Modu uses metal tower structure to expand Brooklyn townhouse


Local architecture studio Modu has used a steel-clad volume to increase the area of a Brooklyn apartment building by 30 per cent to prioritise outdoor living for residents and to combat “rapid gentrification”.

Located in Carroll Gardens, Mini Tower One is a 3,500-square-foot (325 square metre) extension affixed to the rear of a two-unit multifamily townhome to increase square footage and provide indoor-outdoor space for residents.

Metal siding extension
Modu has created a residential extension for a Brooklyn apartment building

Mini Tower One adds 30 per cent area to the existing family house, which has three pre-existing storeys, as well as a roof-top.

Modu prioritised indoor-outdoor living for the project with the introduction of enclosed, semi-enclosed and open outdoor areas distributed throughout the building.

Spiral staircase
The extension uses passive house strategies

On the first storey, a semi-enclosed terrace can be shuttered by a combination of a curtain and a large glass panel, or sit entirely exposed to the elements.

A light blue spiral staircase in the corner of the space reaches down to the basement, where a tree was planted at the base.

Spiral staircase
A semi-enclosed terrace acts as an indoor-outdoor space

One storey above, a large window and glass door were added to a corner, opening onto the backyard below and a small enclosed triangular terrace tucked to the side.

Windows were added to the rear of the house on the next level, as well as a staircase in the centre of the apartment, and a bedroom and adjoining bathroom.

A large window at the rear of an apartment building
Large windows, glass doors and a terrace were added to the second storey

The topmost storey is a roof extension with one section that sits above the new bedroom and leads down onto a platform that extends over the middle of the building.

The exterior of the building is clad in recycled aluminium panels, while a variety of wooden floors and a largely white palette run throughout, save for the bright blue spiral stair.

According to the team, the addition only requires 12 per cent additional energy through the use of passive house principles, including the sunken garden that provides filtration and cooler temperatures, radiant outdoor heating and cross ventilation.

Solar panels added to the roof will also provide 30 per cent energy gain.

A metal staircase
A metal staircase was added as part of the extension

“The project follows Passive House principles: super-insulated facades and an energy recovery ventilator reduce energy use and provide fresh air,” said the team.

“Residents of Mini Tower One benefit from reduced energy costs and healthy environments from outdoor air year-round.”

According to Modu, the project is also part of a larger research initiative that seeks to implement a strategy for longtime owners who are looking to combat “rapid gentrification”.

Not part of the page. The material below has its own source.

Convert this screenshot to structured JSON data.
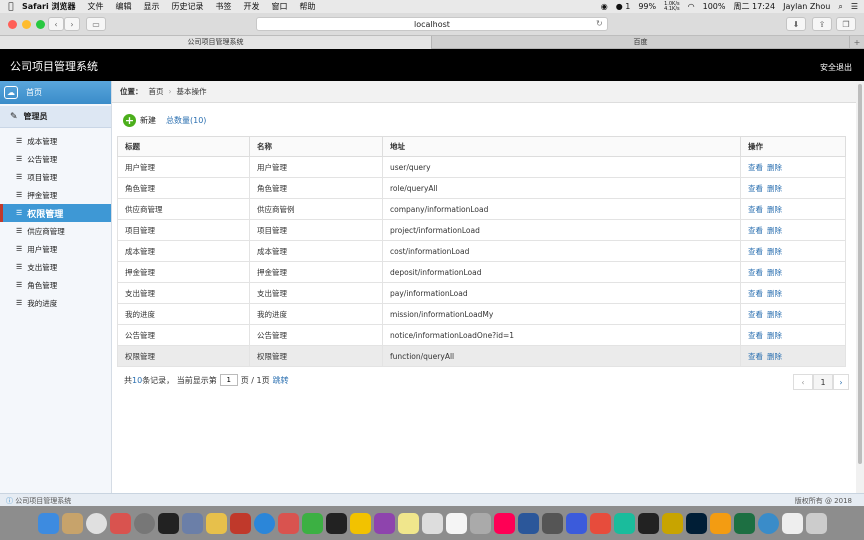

Extension to living area
Windows were added throughout the rear of the house

“The Mini Towers research identifies additional sites for multi-family additions in New York,” said the team. “This community-focused development strategy maximizes available FAR without requiring full demolition.”

“The research identifies lots in the city that allow for increased density of existing ‘middle housing,’ making additions accessible to longtime owners while addressing issues in neighbourhoods undergoing rapid gentrification.”

According to the team, the strategy is designed for buildings with limited zoning height, “insufficient existing structures” or “unstable soil conditions”.

Aluminum cladding
The building is clad in aluminium panels

As part of the research, the studio analysed 1,000 similar buildings in Brooklyn and Queens that could be developed “in a similar manner”, with the hopes the strategy could be implemented in houses throughout the boroughs.

“If a building can adapt and be more flexible to the changing needs of a family, as their family life changes and evolves, then they could stay longer within the community they are part of,” said Modu founding director Rachely Rotem.

Modu recently created an office building wrapped in “self-cooling” walls in Texas, while architecture studio Cairn used hempcrete to form the walls of a residential extension in London.

The photography is by Michael Moran


Project credits:
Architect: Modu
Design team: Phu Hoang, Rachely Rotem, Diego Fernandez Morales, Tom Sterling, Alice Fang, Jiri Vala
Structural: Silman
MEP: Engineering Solutions
Building envelope: Zero Energy Design
Climate engineering: TransSolar



Source link

About The Author

Scroll to Top